START Data for the task

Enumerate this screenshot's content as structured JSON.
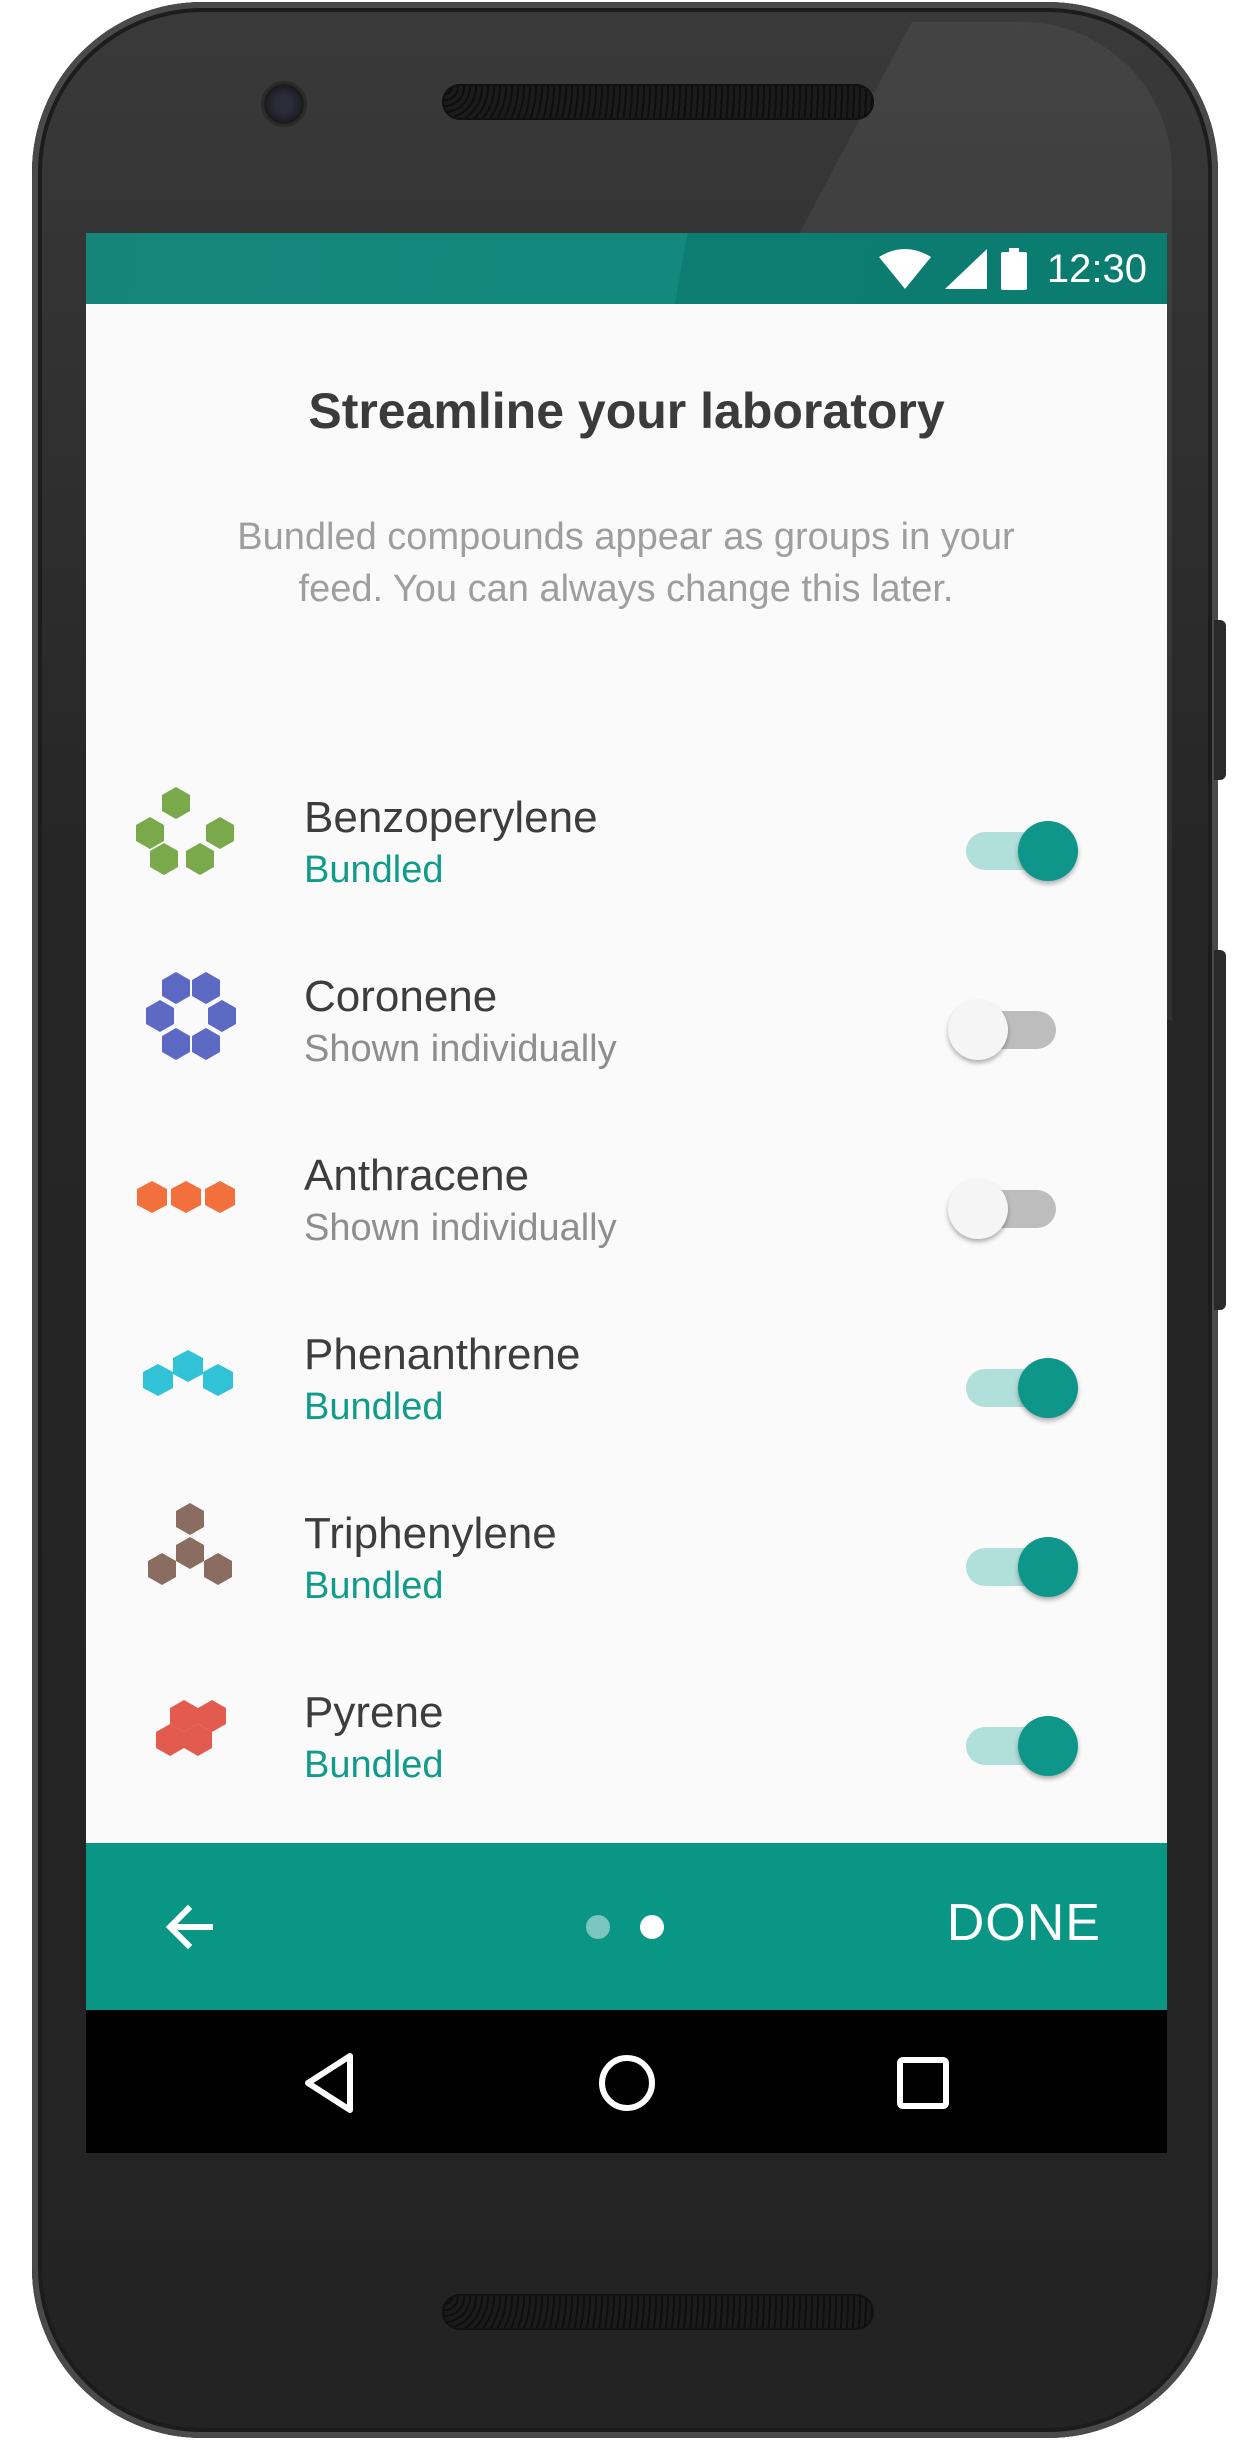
{
  "status_bar": {
    "time": "12:30",
    "icons": [
      "wifi-icon",
      "cell-signal-icon",
      "battery-icon"
    ]
  },
  "header": {
    "title": "Streamline your laboratory",
    "subtitle": "Bundled compounds appear as groups in your feed. You can always change this later."
  },
  "compounds": [
    {
      "name": "Benzoperylene",
      "state": "Bundled",
      "enabled": true,
      "color": "#79a94a",
      "icon": "benzoperylene-icon"
    },
    {
      "name": "Coronene",
      "state": "Shown individually",
      "enabled": false,
      "color": "#5b69c3",
      "icon": "coronene-icon"
    },
    {
      "name": "Anthracene",
      "state": "Shown individually",
      "enabled": false,
      "color": "#f2703c",
      "icon": "anthracene-icon"
    },
    {
      "name": "Phenanthrene",
      "state": "Bundled",
      "enabled": true,
      "color": "#32c2d8",
      "icon": "phenanthrene-icon"
    },
    {
      "name": "Triphenylene",
      "state": "Bundled",
      "enabled": true,
      "color": "#8a6c60",
      "icon": "triphenylene-icon"
    },
    {
      "name": "Pyrene",
      "state": "Bundled",
      "enabled": true,
      "color": "#e35a4f",
      "icon": "pyrene-icon"
    }
  ],
  "footer": {
    "back_icon": "arrow-left-icon",
    "page_count": 2,
    "current_page": 2,
    "done_label": "DONE"
  },
  "navigation_bar": {
    "icons": [
      "nav-back-icon",
      "nav-home-icon",
      "nav-recents-icon"
    ]
  },
  "colors": {
    "accent": "#099685",
    "status_bar": "#12897c",
    "switch_on": "#0f968a"
  }
}
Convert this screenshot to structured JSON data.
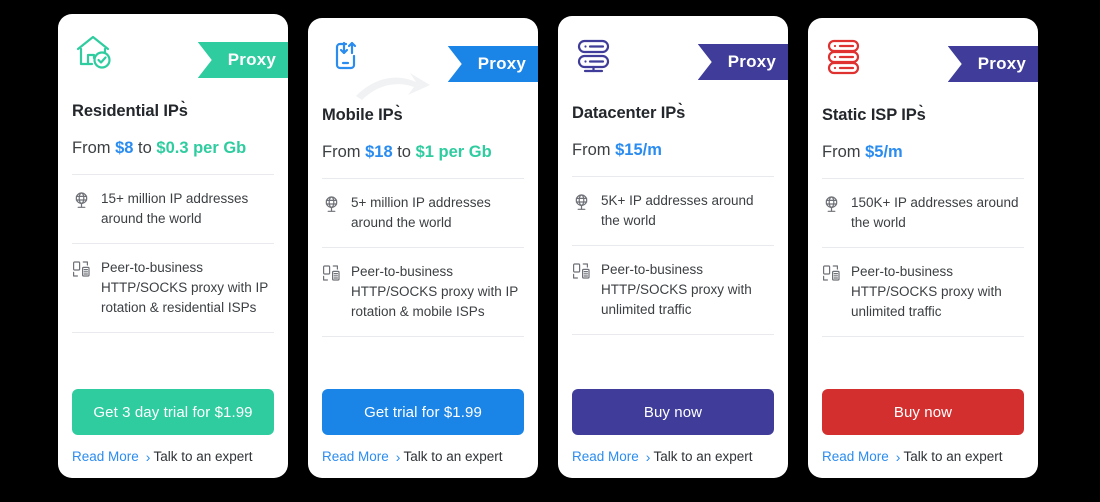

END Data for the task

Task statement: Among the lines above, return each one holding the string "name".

Your response:
      "name": "Benzoperylene",
      "name": "Coronene",
      "name": "Anthracene",
      "name": "Phenanthrene",
      "name": "Triphenylene",
      "name": "Pyrene",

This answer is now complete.